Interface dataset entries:
┄┄┄┄┄┄┄┄┄┄┄┄┄┄┄┄┄┄┄┄

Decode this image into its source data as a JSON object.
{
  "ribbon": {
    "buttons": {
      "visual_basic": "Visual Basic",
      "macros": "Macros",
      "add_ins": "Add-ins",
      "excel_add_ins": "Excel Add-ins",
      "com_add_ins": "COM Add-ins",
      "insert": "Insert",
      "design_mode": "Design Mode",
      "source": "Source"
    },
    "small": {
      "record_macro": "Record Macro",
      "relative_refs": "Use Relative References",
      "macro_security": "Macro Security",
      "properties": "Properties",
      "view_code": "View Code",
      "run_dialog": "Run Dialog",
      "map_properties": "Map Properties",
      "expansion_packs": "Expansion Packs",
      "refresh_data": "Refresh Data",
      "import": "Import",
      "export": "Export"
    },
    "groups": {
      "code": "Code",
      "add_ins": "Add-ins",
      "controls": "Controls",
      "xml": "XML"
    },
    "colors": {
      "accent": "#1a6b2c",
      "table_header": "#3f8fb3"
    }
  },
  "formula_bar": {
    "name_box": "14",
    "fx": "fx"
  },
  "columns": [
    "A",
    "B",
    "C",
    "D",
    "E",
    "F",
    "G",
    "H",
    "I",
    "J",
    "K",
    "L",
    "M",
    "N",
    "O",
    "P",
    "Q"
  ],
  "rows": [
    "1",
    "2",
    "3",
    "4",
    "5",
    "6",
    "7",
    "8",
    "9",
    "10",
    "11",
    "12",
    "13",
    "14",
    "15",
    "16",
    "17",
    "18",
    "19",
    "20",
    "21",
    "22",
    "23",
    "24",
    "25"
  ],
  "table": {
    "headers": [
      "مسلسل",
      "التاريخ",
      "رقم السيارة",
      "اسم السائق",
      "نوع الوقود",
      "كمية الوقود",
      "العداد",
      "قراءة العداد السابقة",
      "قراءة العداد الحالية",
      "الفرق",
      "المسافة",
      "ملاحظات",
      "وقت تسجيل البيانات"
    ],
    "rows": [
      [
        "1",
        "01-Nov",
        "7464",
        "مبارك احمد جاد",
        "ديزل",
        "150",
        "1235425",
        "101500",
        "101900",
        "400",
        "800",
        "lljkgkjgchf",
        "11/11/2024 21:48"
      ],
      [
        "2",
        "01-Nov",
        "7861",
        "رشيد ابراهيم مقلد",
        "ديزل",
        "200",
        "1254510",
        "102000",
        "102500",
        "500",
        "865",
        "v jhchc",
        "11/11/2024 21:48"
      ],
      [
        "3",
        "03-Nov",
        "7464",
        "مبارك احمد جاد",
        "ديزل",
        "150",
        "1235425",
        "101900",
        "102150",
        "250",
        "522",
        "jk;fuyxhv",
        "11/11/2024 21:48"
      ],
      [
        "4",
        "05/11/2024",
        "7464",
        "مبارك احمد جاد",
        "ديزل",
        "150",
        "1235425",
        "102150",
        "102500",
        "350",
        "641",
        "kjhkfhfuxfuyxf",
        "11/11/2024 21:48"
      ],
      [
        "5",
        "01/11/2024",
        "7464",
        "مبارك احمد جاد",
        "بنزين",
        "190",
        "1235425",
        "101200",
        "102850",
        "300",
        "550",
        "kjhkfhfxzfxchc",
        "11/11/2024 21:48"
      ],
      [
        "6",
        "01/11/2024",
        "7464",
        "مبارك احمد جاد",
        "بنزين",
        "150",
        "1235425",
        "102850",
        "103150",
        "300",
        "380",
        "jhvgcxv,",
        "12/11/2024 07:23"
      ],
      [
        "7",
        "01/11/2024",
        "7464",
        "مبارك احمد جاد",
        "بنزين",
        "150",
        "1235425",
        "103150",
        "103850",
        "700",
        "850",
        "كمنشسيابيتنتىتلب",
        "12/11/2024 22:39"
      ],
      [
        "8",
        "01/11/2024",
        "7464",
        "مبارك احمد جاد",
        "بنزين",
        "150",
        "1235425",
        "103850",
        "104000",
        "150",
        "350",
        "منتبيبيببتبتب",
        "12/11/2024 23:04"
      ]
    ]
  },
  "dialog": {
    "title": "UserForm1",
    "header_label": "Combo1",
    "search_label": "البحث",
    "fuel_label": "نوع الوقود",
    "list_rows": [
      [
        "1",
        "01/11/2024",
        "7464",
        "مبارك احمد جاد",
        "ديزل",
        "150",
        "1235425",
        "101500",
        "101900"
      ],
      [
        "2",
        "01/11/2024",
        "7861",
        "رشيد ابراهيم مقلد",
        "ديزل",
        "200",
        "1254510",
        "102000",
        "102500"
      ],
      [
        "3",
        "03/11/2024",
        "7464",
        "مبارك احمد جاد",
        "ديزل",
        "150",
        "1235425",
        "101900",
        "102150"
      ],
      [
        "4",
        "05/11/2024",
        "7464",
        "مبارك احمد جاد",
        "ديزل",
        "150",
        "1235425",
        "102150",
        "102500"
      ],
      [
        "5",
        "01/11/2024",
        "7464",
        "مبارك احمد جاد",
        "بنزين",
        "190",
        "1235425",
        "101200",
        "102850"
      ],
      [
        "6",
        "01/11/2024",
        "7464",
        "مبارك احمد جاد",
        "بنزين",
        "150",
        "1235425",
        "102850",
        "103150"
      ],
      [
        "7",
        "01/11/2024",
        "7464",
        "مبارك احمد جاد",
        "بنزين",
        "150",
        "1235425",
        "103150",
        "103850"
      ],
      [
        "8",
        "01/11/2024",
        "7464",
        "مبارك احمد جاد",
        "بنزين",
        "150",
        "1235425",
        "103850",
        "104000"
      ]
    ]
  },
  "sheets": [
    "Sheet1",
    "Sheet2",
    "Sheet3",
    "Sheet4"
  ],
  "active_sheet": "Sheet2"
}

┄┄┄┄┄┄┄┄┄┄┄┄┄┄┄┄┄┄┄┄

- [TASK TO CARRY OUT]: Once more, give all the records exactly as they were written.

- [SOLUTION TO THIS TASK]:
Decode this image into its source data as a JSON object.
{
  "ribbon": {
    "buttons": {
      "visual_basic": "Visual Basic",
      "macros": "Macros",
      "add_ins": "Add-ins",
      "excel_add_ins": "Excel Add-ins",
      "com_add_ins": "COM Add-ins",
      "insert": "Insert",
      "design_mode": "Design Mode",
      "source": "Source"
    },
    "small": {
      "record_macro": "Record Macro",
      "relative_refs": "Use Relative References",
      "macro_security": "Macro Security",
      "properties": "Properties",
      "view_code": "View Code",
      "run_dialog": "Run Dialog",
      "map_properties": "Map Properties",
      "expansion_packs": "Expansion Packs",
      "refresh_data": "Refresh Data",
      "import": "Import",
      "export": "Export"
    },
    "groups": {
      "code": "Code",
      "add_ins": "Add-ins",
      "controls": "Controls",
      "xml": "XML"
    },
    "colors": {
      "accent": "#1a6b2c",
      "table_header": "#3f8fb3"
    }
  },
  "formula_bar": {
    "name_box": "14",
    "fx": "fx"
  },
  "columns": [
    "A",
    "B",
    "C",
    "D",
    "E",
    "F",
    "G",
    "H",
    "I",
    "J",
    "K",
    "L",
    "M",
    "N",
    "O",
    "P",
    "Q"
  ],
  "rows": [
    "1",
    "2",
    "3",
    "4",
    "5",
    "6",
    "7",
    "8",
    "9",
    "10",
    "11",
    "12",
    "13",
    "14",
    "15",
    "16",
    "17",
    "18",
    "19",
    "20",
    "21",
    "22",
    "23",
    "24",
    "25"
  ],
  "table": {
    "headers": [
      "مسلسل",
      "التاريخ",
      "رقم السيارة",
      "اسم السائق",
      "نوع الوقود",
      "كمية الوقود",
      "العداد",
      "قراءة العداد السابقة",
      "قراءة العداد الحالية",
      "الفرق",
      "المسافة",
      "ملاحظات",
      "وقت تسجيل البيانات"
    ],
    "rows": [
      [
        "1",
        "01-Nov",
        "7464",
        "مبارك احمد جاد",
        "ديزل",
        "150",
        "1235425",
        "101500",
        "101900",
        "400",
        "800",
        "lljkgkjgchf",
        "11/11/2024 21:48"
      ],
      [
        "2",
        "01-Nov",
        "7861",
        "رشيد ابراهيم مقلد",
        "ديزل",
        "200",
        "1254510",
        "102000",
        "102500",
        "500",
        "865",
        "v jhchc",
        "11/11/2024 21:48"
      ],
      [
        "3",
        "03-Nov",
        "7464",
        "مبارك احمد جاد",
        "ديزل",
        "150",
        "1235425",
        "101900",
        "102150",
        "250",
        "522",
        "jk;fuyxhv",
        "11/11/2024 21:48"
      ],
      [
        "4",
        "05/11/2024",
        "7464",
        "مبارك احمد جاد",
        "ديزل",
        "150",
        "1235425",
        "102150",
        "102500",
        "350",
        "641",
        "kjhkfhfuxfuyxf",
        "11/11/2024 21:48"
      ],
      [
        "5",
        "01/11/2024",
        "7464",
        "مبارك احمد جاد",
        "بنزين",
        "190",
        "1235425",
        "101200",
        "102850",
        "300",
        "550",
        "kjhkfhfxzfxchc",
        "11/11/2024 21:48"
      ],
      [
        "6",
        "01/11/2024",
        "7464",
        "مبارك احمد جاد",
        "بنزين",
        "150",
        "1235425",
        "102850",
        "103150",
        "300",
        "380",
        "jhvgcxv,",
        "12/11/2024 07:23"
      ],
      [
        "7",
        "01/11/2024",
        "7464",
        "مبارك احمد جاد",
        "بنزين",
        "150",
        "1235425",
        "103150",
        "103850",
        "700",
        "850",
        "كمنشسيابيتنتىتلب",
        "12/11/2024 22:39"
      ],
      [
        "8",
        "01/11/2024",
        "7464",
        "مبارك احمد جاد",
        "بنزين",
        "150",
        "1235425",
        "103850",
        "104000",
        "150",
        "350",
        "منتبيبيببتبتب",
        "12/11/2024 23:04"
      ]
    ]
  },
  "dialog": {
    "title": "UserForm1",
    "header_label": "Combo1",
    "search_label": "البحث",
    "fuel_label": "نوع الوقود",
    "list_rows": [
      [
        "1",
        "01/11/2024",
        "7464",
        "مبارك احمد جاد",
        "ديزل",
        "150",
        "1235425",
        "101500",
        "101900"
      ],
      [
        "2",
        "01/11/2024",
        "7861",
        "رشيد ابراهيم مقلد",
        "ديزل",
        "200",
        "1254510",
        "102000",
        "102500"
      ],
      [
        "3",
        "03/11/2024",
        "7464",
        "مبارك احمد جاد",
        "ديزل",
        "150",
        "1235425",
        "101900",
        "102150"
      ],
      [
        "4",
        "05/11/2024",
        "7464",
        "مبارك احمد جاد",
        "ديزل",
        "150",
        "1235425",
        "102150",
        "102500"
      ],
      [
        "5",
        "01/11/2024",
        "7464",
        "مبارك احمد جاد",
        "بنزين",
        "190",
        "1235425",
        "101200",
        "102850"
      ],
      [
        "6",
        "01/11/2024",
        "7464",
        "مبارك احمد جاد",
        "بنزين",
        "150",
        "1235425",
        "102850",
        "103150"
      ],
      [
        "7",
        "01/11/2024",
        "7464",
        "مبارك احمد جاد",
        "بنزين",
        "150",
        "1235425",
        "103150",
        "103850"
      ],
      [
        "8",
        "01/11/2024",
        "7464",
        "مبارك احمد جاد",
        "بنزين",
        "150",
        "1235425",
        "103850",
        "104000"
      ]
    ]
  },
  "sheets": [
    "Sheet1",
    "Sheet2",
    "Sheet3",
    "Sheet4"
  ],
  "active_sheet": "Sheet2"
}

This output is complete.